**Aim of the task**
If a line in the entries contains the word "heading", list it.

Start of Provided data

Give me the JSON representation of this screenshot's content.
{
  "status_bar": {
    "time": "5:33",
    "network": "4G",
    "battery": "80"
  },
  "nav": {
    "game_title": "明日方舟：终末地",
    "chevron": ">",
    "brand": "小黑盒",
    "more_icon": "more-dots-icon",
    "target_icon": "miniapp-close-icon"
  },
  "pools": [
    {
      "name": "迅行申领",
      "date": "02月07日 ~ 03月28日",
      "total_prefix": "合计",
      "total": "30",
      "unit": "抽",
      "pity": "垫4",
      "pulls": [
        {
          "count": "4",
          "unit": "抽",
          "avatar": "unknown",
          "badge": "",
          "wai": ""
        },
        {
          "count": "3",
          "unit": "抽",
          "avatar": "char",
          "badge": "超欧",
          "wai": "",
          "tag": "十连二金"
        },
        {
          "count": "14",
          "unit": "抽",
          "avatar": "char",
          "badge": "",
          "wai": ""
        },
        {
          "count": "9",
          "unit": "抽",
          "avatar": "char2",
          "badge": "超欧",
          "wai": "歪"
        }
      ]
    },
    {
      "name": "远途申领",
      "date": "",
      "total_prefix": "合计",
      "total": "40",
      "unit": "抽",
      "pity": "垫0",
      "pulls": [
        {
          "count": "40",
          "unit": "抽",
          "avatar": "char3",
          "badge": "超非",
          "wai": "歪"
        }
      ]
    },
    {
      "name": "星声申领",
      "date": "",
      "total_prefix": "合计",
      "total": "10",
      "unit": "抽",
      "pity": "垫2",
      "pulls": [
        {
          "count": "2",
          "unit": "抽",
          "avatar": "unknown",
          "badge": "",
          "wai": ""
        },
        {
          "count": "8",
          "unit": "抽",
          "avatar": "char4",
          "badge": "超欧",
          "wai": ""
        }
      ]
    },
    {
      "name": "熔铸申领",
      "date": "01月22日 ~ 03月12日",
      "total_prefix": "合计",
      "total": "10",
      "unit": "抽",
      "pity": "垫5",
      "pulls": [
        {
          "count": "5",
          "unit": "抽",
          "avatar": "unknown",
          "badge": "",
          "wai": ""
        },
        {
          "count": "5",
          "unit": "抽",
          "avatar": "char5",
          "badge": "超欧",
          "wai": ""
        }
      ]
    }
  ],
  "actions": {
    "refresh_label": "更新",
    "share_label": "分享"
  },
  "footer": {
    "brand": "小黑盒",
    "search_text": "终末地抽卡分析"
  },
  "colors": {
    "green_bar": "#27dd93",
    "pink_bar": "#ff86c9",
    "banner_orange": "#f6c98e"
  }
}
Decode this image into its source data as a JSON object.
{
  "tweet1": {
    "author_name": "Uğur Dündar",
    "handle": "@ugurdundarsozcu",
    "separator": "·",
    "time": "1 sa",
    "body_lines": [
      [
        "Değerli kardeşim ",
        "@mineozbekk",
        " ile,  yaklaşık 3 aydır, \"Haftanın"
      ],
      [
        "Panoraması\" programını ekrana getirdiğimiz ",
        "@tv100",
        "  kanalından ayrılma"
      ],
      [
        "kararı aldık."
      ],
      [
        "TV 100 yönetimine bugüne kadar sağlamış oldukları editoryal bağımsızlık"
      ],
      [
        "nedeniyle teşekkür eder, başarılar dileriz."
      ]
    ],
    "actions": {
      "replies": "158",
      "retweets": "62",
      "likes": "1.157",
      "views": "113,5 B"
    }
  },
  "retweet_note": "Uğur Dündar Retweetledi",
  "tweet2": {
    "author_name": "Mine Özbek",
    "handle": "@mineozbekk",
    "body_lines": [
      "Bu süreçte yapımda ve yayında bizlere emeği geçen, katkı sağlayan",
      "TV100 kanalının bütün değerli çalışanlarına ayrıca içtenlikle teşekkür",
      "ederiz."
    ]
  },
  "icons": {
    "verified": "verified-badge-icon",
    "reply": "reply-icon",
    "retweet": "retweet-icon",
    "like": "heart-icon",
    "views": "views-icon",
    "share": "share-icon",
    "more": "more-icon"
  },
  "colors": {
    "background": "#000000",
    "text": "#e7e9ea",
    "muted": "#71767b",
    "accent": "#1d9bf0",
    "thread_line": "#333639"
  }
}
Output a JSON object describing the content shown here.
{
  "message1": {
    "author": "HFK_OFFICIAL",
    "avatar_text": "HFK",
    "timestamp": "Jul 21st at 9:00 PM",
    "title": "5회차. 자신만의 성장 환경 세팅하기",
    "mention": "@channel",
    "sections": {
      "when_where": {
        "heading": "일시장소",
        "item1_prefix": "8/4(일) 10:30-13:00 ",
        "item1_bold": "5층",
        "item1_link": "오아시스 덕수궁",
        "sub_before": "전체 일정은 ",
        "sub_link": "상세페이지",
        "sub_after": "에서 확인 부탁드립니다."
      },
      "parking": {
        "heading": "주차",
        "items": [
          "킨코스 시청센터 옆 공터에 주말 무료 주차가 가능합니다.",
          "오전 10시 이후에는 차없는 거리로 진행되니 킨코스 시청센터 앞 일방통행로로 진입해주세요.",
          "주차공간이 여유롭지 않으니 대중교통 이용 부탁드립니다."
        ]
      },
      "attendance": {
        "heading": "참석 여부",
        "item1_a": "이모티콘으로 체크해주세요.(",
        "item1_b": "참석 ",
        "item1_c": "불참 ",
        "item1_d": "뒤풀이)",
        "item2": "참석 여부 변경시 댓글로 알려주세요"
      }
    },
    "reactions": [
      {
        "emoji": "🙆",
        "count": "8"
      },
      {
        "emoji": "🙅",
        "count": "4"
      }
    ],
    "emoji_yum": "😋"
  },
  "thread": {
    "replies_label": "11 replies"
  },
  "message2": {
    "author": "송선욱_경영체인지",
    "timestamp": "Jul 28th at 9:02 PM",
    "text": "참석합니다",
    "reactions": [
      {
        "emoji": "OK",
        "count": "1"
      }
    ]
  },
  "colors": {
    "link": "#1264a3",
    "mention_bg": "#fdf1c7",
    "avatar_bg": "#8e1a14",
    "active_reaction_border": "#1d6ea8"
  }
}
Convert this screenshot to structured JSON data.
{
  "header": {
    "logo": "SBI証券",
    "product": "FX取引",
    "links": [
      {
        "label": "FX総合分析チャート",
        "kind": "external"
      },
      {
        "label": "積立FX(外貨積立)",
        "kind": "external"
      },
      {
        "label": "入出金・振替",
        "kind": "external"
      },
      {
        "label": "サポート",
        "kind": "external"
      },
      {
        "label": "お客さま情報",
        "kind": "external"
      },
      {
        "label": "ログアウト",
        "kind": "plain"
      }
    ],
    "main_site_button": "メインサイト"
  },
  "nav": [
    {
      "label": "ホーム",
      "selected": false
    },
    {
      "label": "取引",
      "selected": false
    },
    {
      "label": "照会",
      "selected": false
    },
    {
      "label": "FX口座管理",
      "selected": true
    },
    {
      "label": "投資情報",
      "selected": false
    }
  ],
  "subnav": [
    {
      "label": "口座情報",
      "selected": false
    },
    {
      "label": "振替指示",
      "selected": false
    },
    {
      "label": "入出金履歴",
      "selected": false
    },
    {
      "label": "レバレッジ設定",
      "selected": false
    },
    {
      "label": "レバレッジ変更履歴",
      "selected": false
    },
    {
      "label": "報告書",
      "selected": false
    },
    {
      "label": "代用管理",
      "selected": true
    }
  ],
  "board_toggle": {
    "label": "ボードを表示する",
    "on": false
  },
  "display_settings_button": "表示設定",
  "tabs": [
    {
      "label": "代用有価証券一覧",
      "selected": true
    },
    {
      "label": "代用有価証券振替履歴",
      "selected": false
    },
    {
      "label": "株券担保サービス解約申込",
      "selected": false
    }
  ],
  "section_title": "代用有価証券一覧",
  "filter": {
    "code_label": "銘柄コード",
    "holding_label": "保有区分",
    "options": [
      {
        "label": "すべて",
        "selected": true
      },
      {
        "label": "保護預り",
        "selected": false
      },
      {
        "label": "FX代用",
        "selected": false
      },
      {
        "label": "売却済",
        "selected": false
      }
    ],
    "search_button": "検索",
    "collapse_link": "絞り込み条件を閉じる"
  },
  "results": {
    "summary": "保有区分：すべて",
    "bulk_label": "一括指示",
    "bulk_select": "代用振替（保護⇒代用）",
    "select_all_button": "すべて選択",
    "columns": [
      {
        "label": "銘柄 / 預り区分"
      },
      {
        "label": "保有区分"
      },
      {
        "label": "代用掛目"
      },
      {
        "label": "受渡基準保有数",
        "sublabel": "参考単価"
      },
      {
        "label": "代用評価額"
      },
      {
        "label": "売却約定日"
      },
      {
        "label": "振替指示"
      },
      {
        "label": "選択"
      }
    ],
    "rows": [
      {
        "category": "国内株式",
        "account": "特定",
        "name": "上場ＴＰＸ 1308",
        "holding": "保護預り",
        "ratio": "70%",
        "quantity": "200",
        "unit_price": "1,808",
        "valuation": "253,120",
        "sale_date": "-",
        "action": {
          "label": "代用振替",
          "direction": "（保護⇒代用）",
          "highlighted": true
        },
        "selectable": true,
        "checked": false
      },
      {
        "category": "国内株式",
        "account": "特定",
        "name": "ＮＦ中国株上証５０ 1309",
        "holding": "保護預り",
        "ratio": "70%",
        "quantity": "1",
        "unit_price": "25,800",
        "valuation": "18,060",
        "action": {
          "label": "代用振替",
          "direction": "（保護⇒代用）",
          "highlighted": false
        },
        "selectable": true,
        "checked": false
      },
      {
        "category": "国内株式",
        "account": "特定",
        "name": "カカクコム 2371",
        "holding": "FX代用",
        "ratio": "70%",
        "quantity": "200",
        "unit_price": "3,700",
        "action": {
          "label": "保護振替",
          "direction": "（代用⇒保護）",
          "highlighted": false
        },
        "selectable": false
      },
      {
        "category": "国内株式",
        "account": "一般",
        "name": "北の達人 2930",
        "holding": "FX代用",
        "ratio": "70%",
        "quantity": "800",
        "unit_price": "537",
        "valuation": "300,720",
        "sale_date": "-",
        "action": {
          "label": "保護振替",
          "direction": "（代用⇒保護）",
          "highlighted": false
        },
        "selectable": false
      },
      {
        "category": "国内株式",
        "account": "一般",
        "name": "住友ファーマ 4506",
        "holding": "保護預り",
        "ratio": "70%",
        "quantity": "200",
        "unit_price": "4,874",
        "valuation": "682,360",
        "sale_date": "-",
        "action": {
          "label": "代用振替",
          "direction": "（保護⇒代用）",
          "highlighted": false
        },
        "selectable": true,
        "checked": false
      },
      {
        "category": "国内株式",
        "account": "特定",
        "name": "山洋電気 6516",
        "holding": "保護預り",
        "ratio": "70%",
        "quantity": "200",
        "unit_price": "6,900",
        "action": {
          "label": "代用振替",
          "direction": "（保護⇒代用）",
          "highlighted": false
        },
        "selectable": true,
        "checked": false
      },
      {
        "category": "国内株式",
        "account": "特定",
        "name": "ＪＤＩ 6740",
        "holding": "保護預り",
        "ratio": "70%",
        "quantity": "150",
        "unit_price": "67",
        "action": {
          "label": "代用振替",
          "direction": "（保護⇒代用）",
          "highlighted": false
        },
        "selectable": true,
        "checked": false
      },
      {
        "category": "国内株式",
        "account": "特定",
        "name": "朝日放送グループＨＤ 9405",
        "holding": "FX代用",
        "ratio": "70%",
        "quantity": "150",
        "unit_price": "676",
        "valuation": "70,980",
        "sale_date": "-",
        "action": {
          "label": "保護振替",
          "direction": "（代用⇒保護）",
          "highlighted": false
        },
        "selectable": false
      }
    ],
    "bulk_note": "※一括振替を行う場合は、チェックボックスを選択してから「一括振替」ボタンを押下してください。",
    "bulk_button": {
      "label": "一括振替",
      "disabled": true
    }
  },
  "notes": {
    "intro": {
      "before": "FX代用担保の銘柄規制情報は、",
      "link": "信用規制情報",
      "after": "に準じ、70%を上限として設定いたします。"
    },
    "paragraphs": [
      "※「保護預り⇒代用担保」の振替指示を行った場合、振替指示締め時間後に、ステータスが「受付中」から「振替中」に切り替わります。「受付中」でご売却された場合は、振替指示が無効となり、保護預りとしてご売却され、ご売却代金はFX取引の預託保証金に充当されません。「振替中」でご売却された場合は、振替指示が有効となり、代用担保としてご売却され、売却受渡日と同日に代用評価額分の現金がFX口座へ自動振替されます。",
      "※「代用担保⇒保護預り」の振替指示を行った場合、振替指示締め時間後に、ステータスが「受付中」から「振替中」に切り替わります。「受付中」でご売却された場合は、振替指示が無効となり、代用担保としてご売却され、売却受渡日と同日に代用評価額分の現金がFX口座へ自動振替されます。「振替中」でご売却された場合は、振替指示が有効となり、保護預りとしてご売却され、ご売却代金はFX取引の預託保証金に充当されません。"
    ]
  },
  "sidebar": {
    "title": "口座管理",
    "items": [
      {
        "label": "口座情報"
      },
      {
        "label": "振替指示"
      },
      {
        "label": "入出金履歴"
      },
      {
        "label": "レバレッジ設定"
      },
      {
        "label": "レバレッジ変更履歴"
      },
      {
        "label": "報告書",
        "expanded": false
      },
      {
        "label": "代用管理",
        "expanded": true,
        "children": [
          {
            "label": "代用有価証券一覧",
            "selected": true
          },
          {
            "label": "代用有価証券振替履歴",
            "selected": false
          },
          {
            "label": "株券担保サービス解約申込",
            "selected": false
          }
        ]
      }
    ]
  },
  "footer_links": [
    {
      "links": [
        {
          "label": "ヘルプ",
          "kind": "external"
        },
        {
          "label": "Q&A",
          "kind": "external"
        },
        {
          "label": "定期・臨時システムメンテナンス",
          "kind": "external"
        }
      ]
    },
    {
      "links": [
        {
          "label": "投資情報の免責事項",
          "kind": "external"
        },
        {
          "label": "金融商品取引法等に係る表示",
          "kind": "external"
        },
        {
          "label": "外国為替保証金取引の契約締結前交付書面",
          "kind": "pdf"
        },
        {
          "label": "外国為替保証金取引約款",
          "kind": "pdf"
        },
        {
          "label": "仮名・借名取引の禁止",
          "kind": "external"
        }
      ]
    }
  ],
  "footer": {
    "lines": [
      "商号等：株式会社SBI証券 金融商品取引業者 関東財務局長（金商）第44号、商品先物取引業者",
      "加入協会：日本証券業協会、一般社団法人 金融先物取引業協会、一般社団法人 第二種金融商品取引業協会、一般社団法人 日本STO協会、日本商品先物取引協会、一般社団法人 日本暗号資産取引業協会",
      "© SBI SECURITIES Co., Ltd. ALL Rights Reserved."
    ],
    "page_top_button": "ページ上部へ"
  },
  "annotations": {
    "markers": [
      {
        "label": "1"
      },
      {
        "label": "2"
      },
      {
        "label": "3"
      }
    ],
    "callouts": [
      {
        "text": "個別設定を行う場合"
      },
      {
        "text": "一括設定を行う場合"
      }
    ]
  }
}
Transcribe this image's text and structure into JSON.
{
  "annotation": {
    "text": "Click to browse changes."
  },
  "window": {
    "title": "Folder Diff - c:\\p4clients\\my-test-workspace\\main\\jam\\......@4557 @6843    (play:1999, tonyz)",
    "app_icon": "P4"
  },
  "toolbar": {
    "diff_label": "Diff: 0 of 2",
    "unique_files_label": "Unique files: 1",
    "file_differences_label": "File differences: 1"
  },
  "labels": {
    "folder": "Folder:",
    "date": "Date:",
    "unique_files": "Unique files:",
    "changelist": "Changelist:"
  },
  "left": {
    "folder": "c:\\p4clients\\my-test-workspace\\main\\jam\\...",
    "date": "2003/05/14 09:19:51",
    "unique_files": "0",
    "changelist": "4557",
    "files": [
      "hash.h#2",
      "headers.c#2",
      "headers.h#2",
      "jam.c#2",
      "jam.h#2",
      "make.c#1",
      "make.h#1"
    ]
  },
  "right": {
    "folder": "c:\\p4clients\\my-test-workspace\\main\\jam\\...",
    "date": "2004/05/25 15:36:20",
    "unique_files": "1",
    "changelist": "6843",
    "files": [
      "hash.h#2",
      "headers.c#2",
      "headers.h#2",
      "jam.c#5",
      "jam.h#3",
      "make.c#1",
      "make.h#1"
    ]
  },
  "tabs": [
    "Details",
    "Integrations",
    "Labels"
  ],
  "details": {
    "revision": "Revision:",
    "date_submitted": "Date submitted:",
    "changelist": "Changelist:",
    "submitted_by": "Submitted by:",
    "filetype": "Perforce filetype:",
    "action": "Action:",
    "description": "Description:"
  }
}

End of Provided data

**Solved problem**
        "heading": "일시장소",
        "heading": "주차",
        "heading": "참석 여부",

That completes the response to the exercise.